Cosmic strings are topological defects which can be formed in grand unified theory scale phase transitions in the early universe. They are also predicted to form in the context of string theory. The main mechanism for a network of Nambu-Goto cosmic strings to lose energy is through the production of loops and the subsequent emission of gravitational waves, thus offering an experimental signature for the existence of cosmic strings. Here we report on the analysis conducted to specifically search for gravitational-wave bursts from cosmic string loops in the data of Advanced LIGO 2015-2016 observing run (O1). No evidence of such signals was found in the data, and as a result we set upper limits on the cosmic string parameters for three recent loop distribution models. In this paper, we initially derive constraints on the string tension Gμ and the intercommutation probability, using not only the burst analysis performed on the O1 data set but also results from the previously published LIGO stochastic O1 analysis, pulsar timing arrays, cosmic microwave background and big-bang nucleosynthesis experiments. We show that these data sets are complementary in that they probe gravitational waves produced by cosmic string loops during very different epochs. Finally, we show that the data sets exclude large parts of the parameter space of the three loop distribution models we consider.

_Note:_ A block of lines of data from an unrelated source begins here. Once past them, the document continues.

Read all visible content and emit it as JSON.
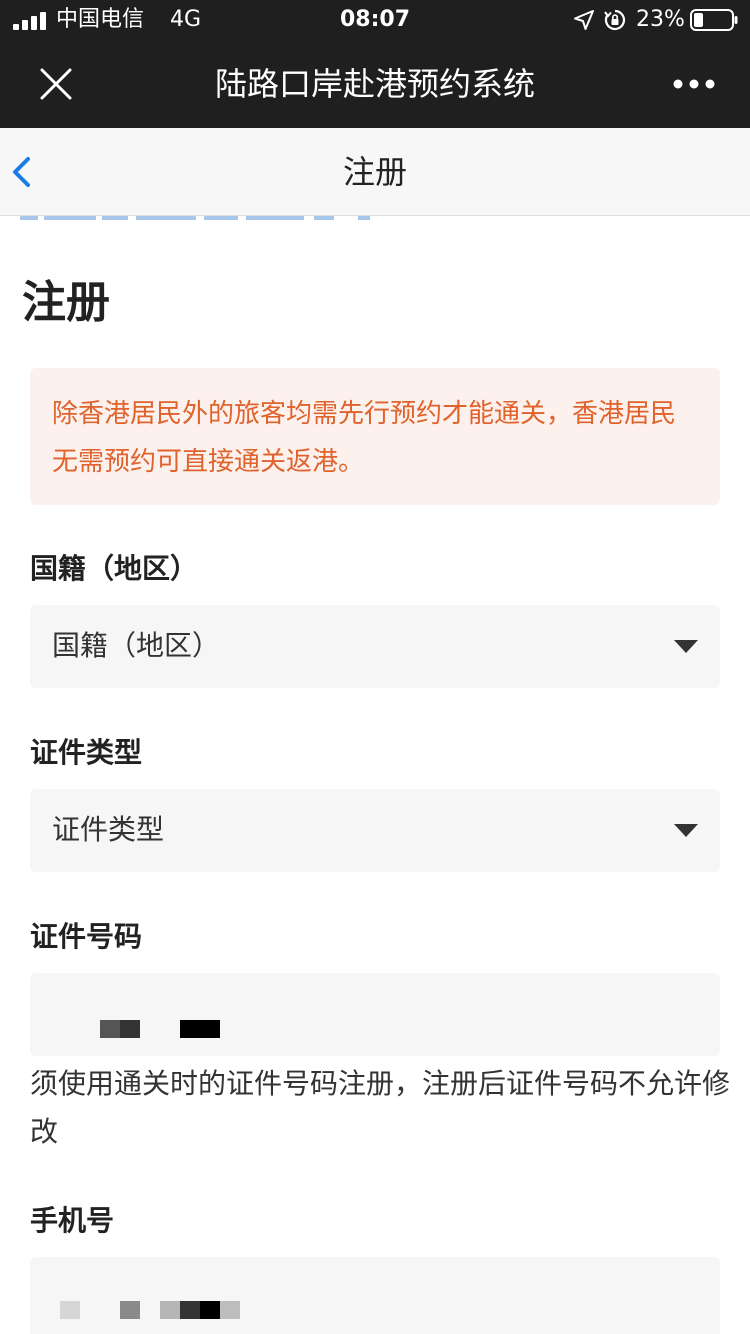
{
  "status_bar": {
    "carrier": "中国电信",
    "network": "4G",
    "time": "08:07",
    "battery_percent": "23%",
    "icons": [
      "signal-icon",
      "location-icon",
      "rotation-lock-icon",
      "battery-icon"
    ]
  },
  "title_bar": {
    "title": "陆路口岸赴港预约系统",
    "icons": [
      "close-icon",
      "more-icon"
    ]
  },
  "nav": {
    "title": "注册",
    "icons": [
      "back-chevron-icon"
    ]
  },
  "page": {
    "heading": "注册",
    "notice": "除香港居民外的旅客均需先行预约才能通关，香港居民无需预约可直接通关返港。"
  },
  "form": {
    "nationality": {
      "label": "国籍（地区）",
      "placeholder": "国籍（地区）"
    },
    "id_type": {
      "label": "证件类型",
      "placeholder": "证件类型"
    },
    "id_number": {
      "label": "证件号码",
      "hint": "须使用通关时的证件号码注册，注册后证件号码不允许修改"
    },
    "phone": {
      "label": "手机号"
    }
  },
  "colors": {
    "bar_bg": "#1f1f1f",
    "nav_bg": "#f7f7f7",
    "accent_blue": "#1a7ce8",
    "notice_bg": "#fdf1ed",
    "notice_text": "#e0622c",
    "field_bg": "#f6f6f6"
  }
}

Bibliographical noteFunding Information:
The authors gratefully acknowledge the support of the United States National Science Foundation (NSF) for the construction and operation of the LIGO Laboratory and Advanced LIGO as well as the Science and Technology Facilities Council (STFC) of the United Kingdom, the Max-Planck-Society (MPS), and the State of Niedersachsen/Germany for support of the construction of Advanced LIGO and construction and operation of the GEO600 detector. Additional support for Advanced LIGO was provided by the Australian Research Council. The authors gratefully acknowledge the Italian Istituto Nazionale di Fisica Nucleare (INFN), the French Centre National de la Recherche Scientifique (CNRS) and the Foundation for Fundamental Research on Matter supported by the Netherlands Organisation for Scientific Research, for the construction and operation of the Virgo detector and the creation and support of the EGO consortium. The authors also gratefully acknowledge research support from these agencies as well as by the Council of Scientific and Industrial Research of India, the Department of Science and Technology, India, the Science & Engineering Research Board (SERB), India, the Ministry of Human Resource Development, India, the Spanish Agencia Estatal de Investigación, the Vicepresidència i Conselleria d’Innovació, Recerca i Turisme and the Conselleria d’Educació i Universitat del Govern de les Illes Balears, the Conselleria d’Educació, Investigació, Cultura i Esport de la Generalitat Valenciana, the National Science Centre of Poland, the Swiss National Science Foundation (SNSF), the Russian Foundation for Basic Research, the Russian Science Foundation, the European Commission, the European Regional Development Funds (ERDF), the Royal Society, the Scottish Funding Council, the Scottish Universities Physics Alliance, the Hungarian Scientific Research Fund (OTKA), the Lyon Institute of Origins (LIO), the National Research, Development and Innovation Office Hungary (NKFI), the National Research Foundation of Korea, Industry Canada and the Province of Ontario through the Ministry of Economic Development and Innovation, the Natural Science and Engineering Research Council Canada, the Canadian Institute for Advanced Research, the Brazilian Ministry of Science, Technology, Innovations, and Communications, the International Center for Theoretical Physics South American Institute for Fundamental Research (ICTP-SAIFR), the Research Grants Council of Hong Kong, the National Natural Science Foundation of China (NSFC), the Leverhulme Trust, the Research Corporation, the Ministry of Science and Technology (MOST), Taiwan and the Kavli Foundation. The authors gratefully acknowledge the support of the NSF, STFC, MPS, INFN, CNRS and the State of Niedersachsen/Germany for provision of computational resources. We would like to thank Christophe Ringeval for many useful discussions.